The Benefits of Collective Bargaining: An Antidote to Wage Decline and Inequality

Source: Economic Policy Institute, Fact Sheet, March 17, 2015

Wages have been stagnant for a generation despite sizable increases in overall productivity, incomes, and wealth. For instance, our nation’s output of goods and services per hour worked (productivity, net of depreciation) grew 64 percent from 1979 to 2014, while the inflation-adjusted hourly wage of the typical worker rose by just 6 percent.
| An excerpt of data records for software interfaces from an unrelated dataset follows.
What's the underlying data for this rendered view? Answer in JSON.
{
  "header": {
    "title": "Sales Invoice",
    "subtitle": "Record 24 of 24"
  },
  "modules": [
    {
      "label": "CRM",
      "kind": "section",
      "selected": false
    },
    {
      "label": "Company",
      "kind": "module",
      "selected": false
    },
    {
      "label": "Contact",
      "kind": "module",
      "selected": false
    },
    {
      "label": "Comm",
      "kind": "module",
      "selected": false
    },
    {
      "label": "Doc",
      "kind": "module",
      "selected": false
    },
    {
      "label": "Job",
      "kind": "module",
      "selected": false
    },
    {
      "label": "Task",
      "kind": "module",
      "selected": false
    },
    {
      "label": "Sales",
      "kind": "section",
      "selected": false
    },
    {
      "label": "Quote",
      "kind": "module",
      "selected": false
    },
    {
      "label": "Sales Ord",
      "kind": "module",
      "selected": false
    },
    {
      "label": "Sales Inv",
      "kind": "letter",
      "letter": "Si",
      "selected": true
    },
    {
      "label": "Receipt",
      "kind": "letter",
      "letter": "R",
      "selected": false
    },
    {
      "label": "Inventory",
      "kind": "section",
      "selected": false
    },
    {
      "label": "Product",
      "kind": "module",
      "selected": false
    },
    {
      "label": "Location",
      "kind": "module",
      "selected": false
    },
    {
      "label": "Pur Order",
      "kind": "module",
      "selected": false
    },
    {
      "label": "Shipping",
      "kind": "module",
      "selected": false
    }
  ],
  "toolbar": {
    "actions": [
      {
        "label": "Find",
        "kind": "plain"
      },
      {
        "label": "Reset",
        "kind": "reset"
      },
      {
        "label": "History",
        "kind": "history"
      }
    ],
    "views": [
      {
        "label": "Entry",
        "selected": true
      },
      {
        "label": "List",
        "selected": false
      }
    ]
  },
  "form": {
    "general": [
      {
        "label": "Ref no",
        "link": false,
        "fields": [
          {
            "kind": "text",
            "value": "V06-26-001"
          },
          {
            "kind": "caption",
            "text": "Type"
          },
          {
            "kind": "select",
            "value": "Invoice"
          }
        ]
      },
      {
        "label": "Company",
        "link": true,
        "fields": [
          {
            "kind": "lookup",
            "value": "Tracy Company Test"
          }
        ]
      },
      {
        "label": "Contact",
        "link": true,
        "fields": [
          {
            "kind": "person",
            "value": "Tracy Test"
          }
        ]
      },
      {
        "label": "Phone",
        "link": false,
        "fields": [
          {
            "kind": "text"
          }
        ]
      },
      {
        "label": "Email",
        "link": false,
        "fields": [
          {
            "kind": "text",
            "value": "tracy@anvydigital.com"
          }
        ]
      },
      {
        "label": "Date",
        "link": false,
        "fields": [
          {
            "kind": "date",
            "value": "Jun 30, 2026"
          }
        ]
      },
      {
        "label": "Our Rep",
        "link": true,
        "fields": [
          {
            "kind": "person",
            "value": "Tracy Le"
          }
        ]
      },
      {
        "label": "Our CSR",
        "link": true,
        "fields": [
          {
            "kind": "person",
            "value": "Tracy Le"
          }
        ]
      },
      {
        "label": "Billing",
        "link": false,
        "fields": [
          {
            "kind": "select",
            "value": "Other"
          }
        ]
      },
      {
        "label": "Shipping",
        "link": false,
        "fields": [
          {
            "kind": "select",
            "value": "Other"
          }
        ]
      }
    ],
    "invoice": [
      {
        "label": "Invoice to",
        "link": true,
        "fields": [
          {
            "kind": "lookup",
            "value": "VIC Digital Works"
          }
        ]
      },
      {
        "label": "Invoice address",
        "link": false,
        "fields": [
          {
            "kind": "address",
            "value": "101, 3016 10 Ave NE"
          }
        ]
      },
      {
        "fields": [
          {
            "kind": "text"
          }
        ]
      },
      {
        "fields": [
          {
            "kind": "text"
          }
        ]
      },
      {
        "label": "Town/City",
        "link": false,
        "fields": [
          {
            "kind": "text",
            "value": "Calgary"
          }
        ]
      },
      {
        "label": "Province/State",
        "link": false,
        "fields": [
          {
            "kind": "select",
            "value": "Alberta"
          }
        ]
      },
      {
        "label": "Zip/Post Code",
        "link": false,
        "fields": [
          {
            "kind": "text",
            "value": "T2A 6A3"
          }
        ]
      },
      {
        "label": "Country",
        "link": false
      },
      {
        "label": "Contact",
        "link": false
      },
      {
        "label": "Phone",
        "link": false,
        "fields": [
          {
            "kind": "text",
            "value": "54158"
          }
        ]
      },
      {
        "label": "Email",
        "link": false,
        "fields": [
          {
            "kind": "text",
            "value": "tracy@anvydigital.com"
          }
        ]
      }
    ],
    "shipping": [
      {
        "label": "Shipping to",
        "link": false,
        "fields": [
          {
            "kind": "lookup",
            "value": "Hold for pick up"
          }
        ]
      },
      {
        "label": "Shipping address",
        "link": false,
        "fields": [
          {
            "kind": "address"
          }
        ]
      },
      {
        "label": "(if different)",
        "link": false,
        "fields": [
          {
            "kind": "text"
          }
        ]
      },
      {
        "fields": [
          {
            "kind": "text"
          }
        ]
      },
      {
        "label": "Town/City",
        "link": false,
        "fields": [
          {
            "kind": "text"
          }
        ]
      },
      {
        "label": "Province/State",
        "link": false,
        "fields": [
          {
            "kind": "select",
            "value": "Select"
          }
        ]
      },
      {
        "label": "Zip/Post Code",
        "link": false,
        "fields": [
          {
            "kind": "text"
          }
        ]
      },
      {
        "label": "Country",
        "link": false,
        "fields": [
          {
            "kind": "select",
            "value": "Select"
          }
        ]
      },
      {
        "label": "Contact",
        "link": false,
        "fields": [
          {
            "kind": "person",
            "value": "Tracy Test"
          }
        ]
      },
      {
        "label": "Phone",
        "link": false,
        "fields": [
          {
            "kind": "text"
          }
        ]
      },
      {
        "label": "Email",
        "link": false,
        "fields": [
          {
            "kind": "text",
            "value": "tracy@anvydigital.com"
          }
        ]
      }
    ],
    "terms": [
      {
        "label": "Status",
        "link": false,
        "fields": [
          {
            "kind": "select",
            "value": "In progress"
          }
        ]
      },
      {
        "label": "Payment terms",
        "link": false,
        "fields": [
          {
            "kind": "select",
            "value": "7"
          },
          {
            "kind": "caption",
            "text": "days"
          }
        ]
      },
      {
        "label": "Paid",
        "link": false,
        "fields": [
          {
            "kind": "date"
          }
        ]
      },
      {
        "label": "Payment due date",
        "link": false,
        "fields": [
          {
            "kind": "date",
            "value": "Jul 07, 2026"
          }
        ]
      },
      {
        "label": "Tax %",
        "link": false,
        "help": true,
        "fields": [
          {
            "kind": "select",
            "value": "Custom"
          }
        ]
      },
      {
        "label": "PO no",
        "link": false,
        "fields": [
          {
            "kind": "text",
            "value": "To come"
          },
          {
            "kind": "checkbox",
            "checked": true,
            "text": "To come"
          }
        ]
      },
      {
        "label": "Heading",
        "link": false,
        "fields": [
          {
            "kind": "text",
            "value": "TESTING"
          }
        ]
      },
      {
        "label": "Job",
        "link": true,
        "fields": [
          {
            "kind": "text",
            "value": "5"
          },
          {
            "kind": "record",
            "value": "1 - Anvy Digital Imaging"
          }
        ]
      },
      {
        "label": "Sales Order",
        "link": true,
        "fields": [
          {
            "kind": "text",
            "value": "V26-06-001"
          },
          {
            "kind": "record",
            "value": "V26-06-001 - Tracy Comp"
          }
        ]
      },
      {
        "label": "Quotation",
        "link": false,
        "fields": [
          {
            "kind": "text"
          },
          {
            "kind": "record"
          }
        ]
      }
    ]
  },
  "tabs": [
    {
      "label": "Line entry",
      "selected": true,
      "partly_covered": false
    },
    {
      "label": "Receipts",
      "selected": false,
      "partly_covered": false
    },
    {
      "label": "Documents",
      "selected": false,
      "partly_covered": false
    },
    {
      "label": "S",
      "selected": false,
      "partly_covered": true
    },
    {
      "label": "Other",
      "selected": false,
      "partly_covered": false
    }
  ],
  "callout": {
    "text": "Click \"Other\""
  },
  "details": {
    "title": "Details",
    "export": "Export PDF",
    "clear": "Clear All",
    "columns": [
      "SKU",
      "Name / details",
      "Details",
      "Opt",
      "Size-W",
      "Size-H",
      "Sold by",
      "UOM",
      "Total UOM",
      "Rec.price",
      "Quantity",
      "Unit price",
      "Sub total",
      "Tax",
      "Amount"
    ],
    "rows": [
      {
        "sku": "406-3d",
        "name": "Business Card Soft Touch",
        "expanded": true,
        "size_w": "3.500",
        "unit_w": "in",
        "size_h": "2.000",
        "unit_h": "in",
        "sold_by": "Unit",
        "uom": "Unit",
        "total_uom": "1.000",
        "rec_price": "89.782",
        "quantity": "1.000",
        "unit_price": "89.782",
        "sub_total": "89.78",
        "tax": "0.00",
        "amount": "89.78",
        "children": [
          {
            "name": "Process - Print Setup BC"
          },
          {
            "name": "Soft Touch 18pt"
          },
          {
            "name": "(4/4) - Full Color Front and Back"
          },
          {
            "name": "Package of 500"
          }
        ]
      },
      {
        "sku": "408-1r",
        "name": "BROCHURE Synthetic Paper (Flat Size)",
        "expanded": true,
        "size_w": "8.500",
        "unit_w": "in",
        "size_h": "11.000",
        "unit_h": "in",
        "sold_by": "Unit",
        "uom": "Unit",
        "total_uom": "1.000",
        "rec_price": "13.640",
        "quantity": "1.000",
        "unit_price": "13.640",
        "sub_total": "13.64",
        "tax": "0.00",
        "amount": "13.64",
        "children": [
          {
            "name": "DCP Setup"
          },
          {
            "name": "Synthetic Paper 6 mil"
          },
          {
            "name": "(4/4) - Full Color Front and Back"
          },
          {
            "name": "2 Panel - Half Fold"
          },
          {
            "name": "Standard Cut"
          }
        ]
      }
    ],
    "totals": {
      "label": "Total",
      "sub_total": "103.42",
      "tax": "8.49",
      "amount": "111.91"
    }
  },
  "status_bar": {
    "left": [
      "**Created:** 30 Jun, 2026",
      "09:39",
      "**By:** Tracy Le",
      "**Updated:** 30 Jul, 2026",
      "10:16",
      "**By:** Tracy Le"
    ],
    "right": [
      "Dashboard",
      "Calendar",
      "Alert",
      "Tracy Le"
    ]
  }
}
The single largest factor suppressing wage growth for middle-wage workers has been the erosion of collective bargaining.
– The decline of collective bargaining has affected nonunion workers in industries or occupations that previously had extensive collective bargaining because their employers no longer raise wages toward the union-set standard as union membership rates decline.
– The decline of collective bargaining through its impact on union and nonunion workers can explain one-third of the rise of wage inequality among men since 1979, and one-fifth among women…..